With no time limits, freestylers are free to get the crowd more involved, as well as adding an elaborate entrance and exit to their rounds.
“For me this is one of the reasons freestyle does not have as many fans as it could have,” Kala said. “No time limit pushes people to put their head up, to interact with other guys or the crowd. You need some kind of self-entrance and ending to your round. When you don’t do it you just look whack.”
Another feature that Kala is adamant about with the no time limit system is that it gives you a chance to connect to the music that is playing in the background.
“Listening to the music is another important point,” Kala said. “You can’t really listen when somebody interrupts you with, ‘Three, two, one, switch!’ People should enjoy the stage and connect with others around. With 30-second rounds it’s more like a sprint with your head down. That’s not attractive at all. I would also like to see more 2v2, 3v3, and even 6v6 between nationalities because I really feel this has potential.”
As Kala indirectly suggests, whether it’s the format or the judging system, the current setup for freestyle competitions understandably struggles to satisfy everyone. They do seem to generate a lot of discussion these days, especially when you factor in the spectators (of whom may have never seen freestyle football before) as well.
Looking at the current WFFA judging system that was recently introduced, there are five categories each judge is looking for, one of which is originality. The term “originality” though can still very much be open to interpretation as Kala, one of the best regarded examples of it in the sport, explains.
“To me originality is something most important in an art like freestyle,” he said. “Going into the different, unknown way of doing which you don’t know is possible is something else — that’s the originality. It’s easier to create when you know your vision, when you know how and what you want to do with the ball, not just how you’re going to win another competition.”
How Breakdance Changed His Game
One of the things that sets Kala aside from the other rising number of freestylers is the way he moves.

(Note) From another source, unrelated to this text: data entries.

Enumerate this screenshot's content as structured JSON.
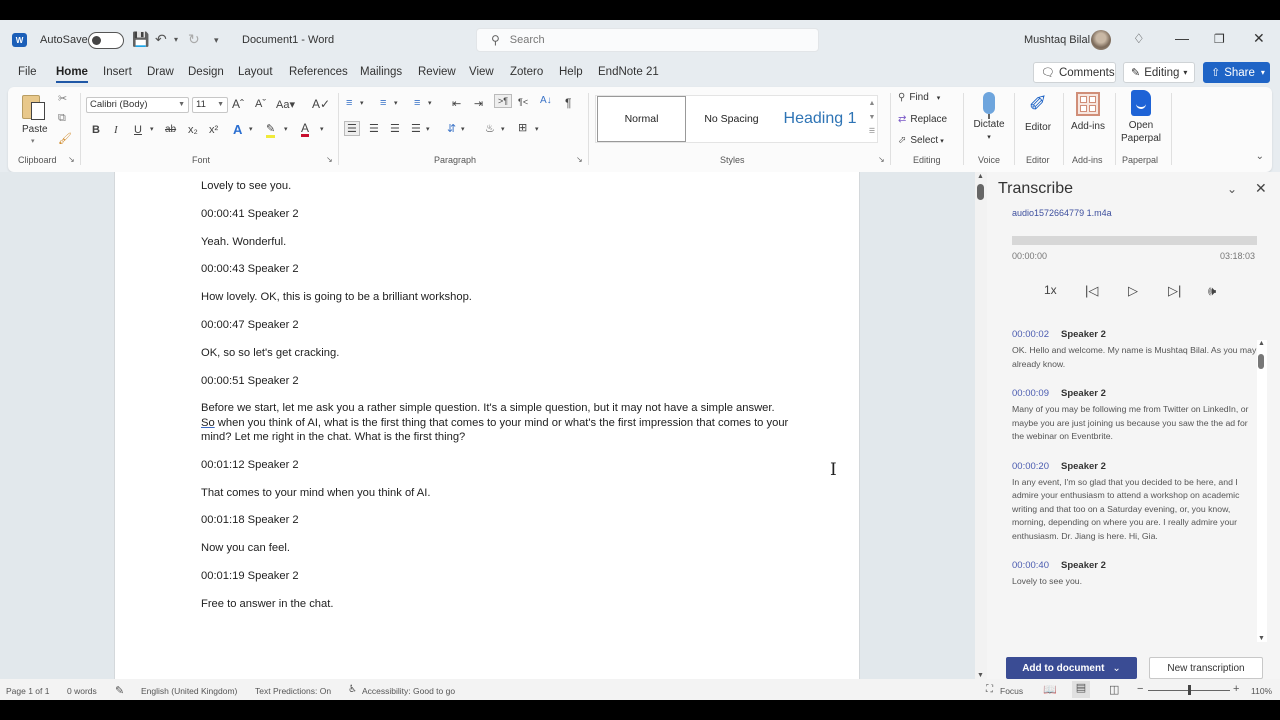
{
  "titlebar": {
    "autosave_label": "AutoSave",
    "doc_title": "Document1  -  Word",
    "search_placeholder": "Search",
    "user_name": "Mushtaq Bilal"
  },
  "menu": {
    "tabs": [
      "File",
      "Home",
      "Insert",
      "Draw",
      "Design",
      "Layout",
      "References",
      "Mailings",
      "Review",
      "View",
      "Zotero",
      "Help",
      "EndNote 21"
    ],
    "active_tab": "Home",
    "comments_label": "Comments",
    "editing_label": "Editing",
    "share_label": "Share"
  },
  "ribbon": {
    "paste_label": "Paste",
    "font_name": "Calibri (Body)",
    "font_size": "11",
    "groups": {
      "clipboard": "Clipboard",
      "font": "Font",
      "paragraph": "Paragraph",
      "styles": "Styles",
      "editing": "Editing",
      "voice": "Voice",
      "editor": "Editor",
      "addins": "Add-ins",
      "paperpal": "Paperpal"
    },
    "styles": [
      "Normal",
      "No Spacing",
      "Heading 1"
    ],
    "find_label": "Find",
    "replace_label": "Replace",
    "select_label": "Select",
    "dictate_label": "Dictate",
    "editor_label": "Editor",
    "addins_label": "Add-ins",
    "paperpal_label_1": "Open",
    "paperpal_label_2": "Paperpal"
  },
  "document": {
    "paragraphs": [
      "Lovely to see you.",
      "00:00:41 Speaker 2",
      "Yeah. Wonderful.",
      "00:00:43 Speaker 2",
      "How lovely. OK, this is going to be a brilliant workshop.",
      "00:00:47 Speaker 2",
      "OK, so so let's get cracking.",
      "00:00:51 Speaker 2",
      "00:01:12 Speaker 2",
      "That comes to your mind when you think of AI.",
      "00:01:18 Speaker 2",
      "Now you can feel.",
      "00:01:19 Speaker 2",
      "Free to answer in the chat."
    ],
    "long_paragraph": {
      "before": "Before we start, let me ask you a rather simple question. It's a simple question, but it may not have a simple answer. ",
      "underlined": "So",
      "after": " when you think of AI, what is the first thing that comes to your mind or what's the first impression that comes to your mind? Let me right in the chat. What is the first thing?"
    }
  },
  "transcribe": {
    "title": "Transcribe",
    "audio_file": "audio1572664779 1.m4a",
    "playback_progress": 0,
    "time_current": "00:00:00",
    "time_total": "03:18:03",
    "speed": "1x",
    "entries": [
      {
        "time": "00:00:02",
        "speaker": "Speaker 2",
        "text": "OK. Hello and welcome. My name is Mushtaq Bilal. As you may already know."
      },
      {
        "time": "00:00:09",
        "speaker": "Speaker 2",
        "text": "Many of you may be following me from Twitter on LinkedIn, or maybe you are just joining us because you saw the the ad for the webinar on Eventbrite."
      },
      {
        "time": "00:00:20",
        "speaker": "Speaker 2",
        "text": "In any event, I'm so glad that you decided to be here, and I admire your enthusiasm to attend a workshop on academic writing and that too on a Saturday evening, or, you know, morning, depending on where you are. I really admire your enthusiasm. Dr. Jiang is here. Hi, Gia."
      },
      {
        "time": "00:00:40",
        "speaker": "Speaker 2",
        "text": "Lovely to see you."
      }
    ],
    "add_to_document_label": "Add to document",
    "new_transcription_label": "New transcription"
  },
  "statusbar": {
    "page": "Page 1 of 1",
    "words": "0 words",
    "language": "English (United Kingdom)",
    "text_predictions": "Text Predictions: On",
    "accessibility": "Accessibility: Good to go",
    "focus": "Focus",
    "zoom": "110%"
  },
  "colors": {
    "accent": "#1f64c6",
    "add_button": "#3a4c94",
    "timestamp": "#4a5bb0"
  }
}
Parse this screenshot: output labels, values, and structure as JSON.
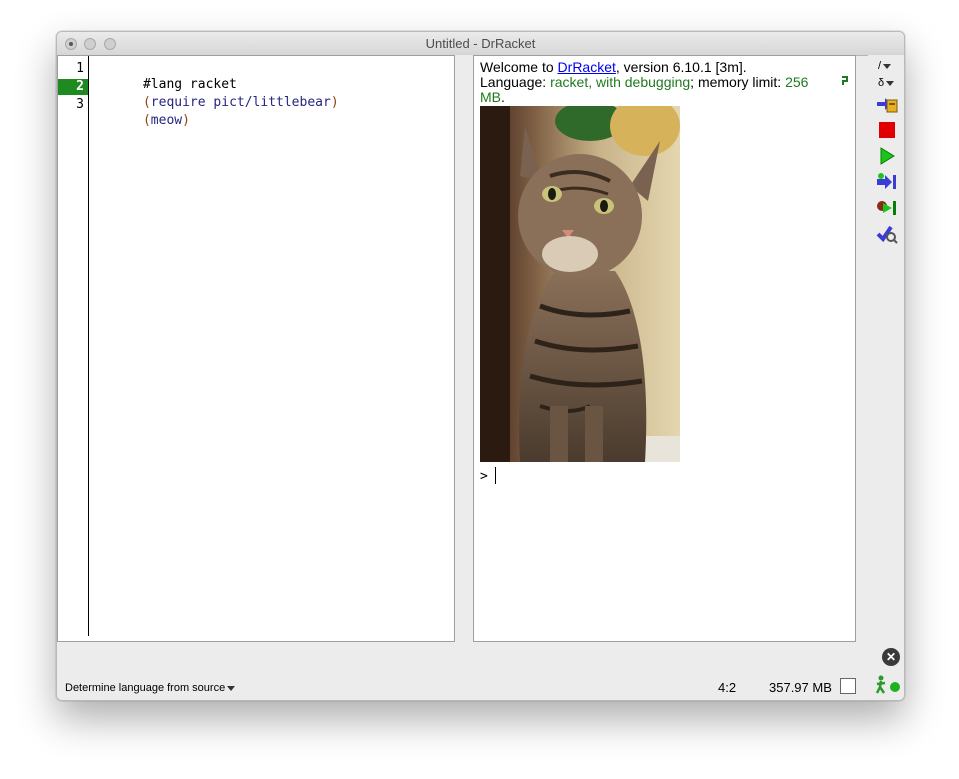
{
  "window": {
    "title": "Untitled - DrRacket"
  },
  "editor": {
    "lines": [
      {
        "number": "1",
        "text": "#lang racket"
      },
      {
        "number": "2",
        "open": "(",
        "text": "require pict/littlebear",
        "close": ")"
      },
      {
        "number": "3",
        "open": "(",
        "text": "meow",
        "close": ")"
      }
    ],
    "active_line": "2"
  },
  "interactions": {
    "welcome_prefix": "Welcome to ",
    "welcome_link": "DrRacket",
    "welcome_suffix": ", version 6.10.1 [3m].",
    "language_prefix": "Language: ",
    "language_value": "racket, with debugging",
    "memory_prefix": "; memory limit: ",
    "memory_value": "256",
    "memory_unit": "MB",
    "memory_end": ".",
    "prompt": ">"
  },
  "toolbar": {
    "function_menu": "/",
    "delta_menu": "δ",
    "buttons": [
      "check-syntax",
      "stop",
      "run",
      "step",
      "debug",
      "macro-stepper"
    ]
  },
  "status": {
    "language_select": "Determine language from source",
    "position": "4:2",
    "memory": "357.97 MB"
  },
  "colors": {
    "active_line": "#1f8a1f",
    "language_green": "#1f7a1f",
    "link_blue": "#0000ee",
    "stop_red": "#e00000",
    "run_green": "#19c619"
  }
}
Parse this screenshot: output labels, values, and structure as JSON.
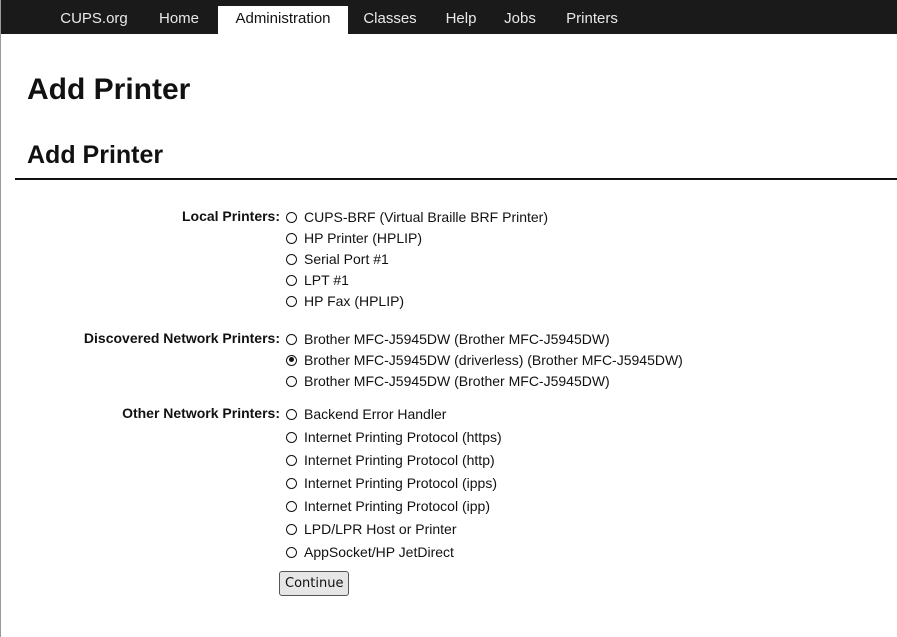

That might sound a bit simplistic and reductionist, but the tricks he does are genuinely far from the orthodox stuff we have come to see.
A wide range of twists, blocks, clutches and freezes, all that no doubt have that breakdance underpinning, have helped shaped a lot of Kala’s freestyle identity.
“For me the connection really started in 2016 when I lived in same apartment with one of the top Polish breakers, Bboy Minigun,” Kala said. “He introduced me to every aspect of it. I was influenced to the point where I wanted to quit freestyle — sometimes I still want this actually — and start to dance. I always tried to look at originality and style but watching dancers was another step. They showed me patterns and possibilities to move the body. This sentence is important, not to move only your leg around the ball but move your whole body to the point where it looks dope.”
While comparing freestyle to breakdance may be a bit apples-to-oranges, the similarities of urban backgrounds and soaring popularity suggest that freestyle could learn a thing or two from breaking — a sport (and art) that is now on the verge of being considered for the Olympics.
“I would like to see more diversity,” Kala said. “I would like to see it more urban than it is now. I would like to see more character in people. And the most important thing I would like to see is more people creating their own world with the ball and not only creating the way to win.”
As for Kala’s own future plans, he said with a laugh that it won’t be crossbar shooting. Instead, he insisted he’ll be focused on more R-Style projects while continuing to develop his own freestyle, hopefully inspiring more people to push their own style and really kill it on stage. As for his routines, we can only expect one thing — originality.
Keep up with Kala’s freestyle journey by following him on Instagram.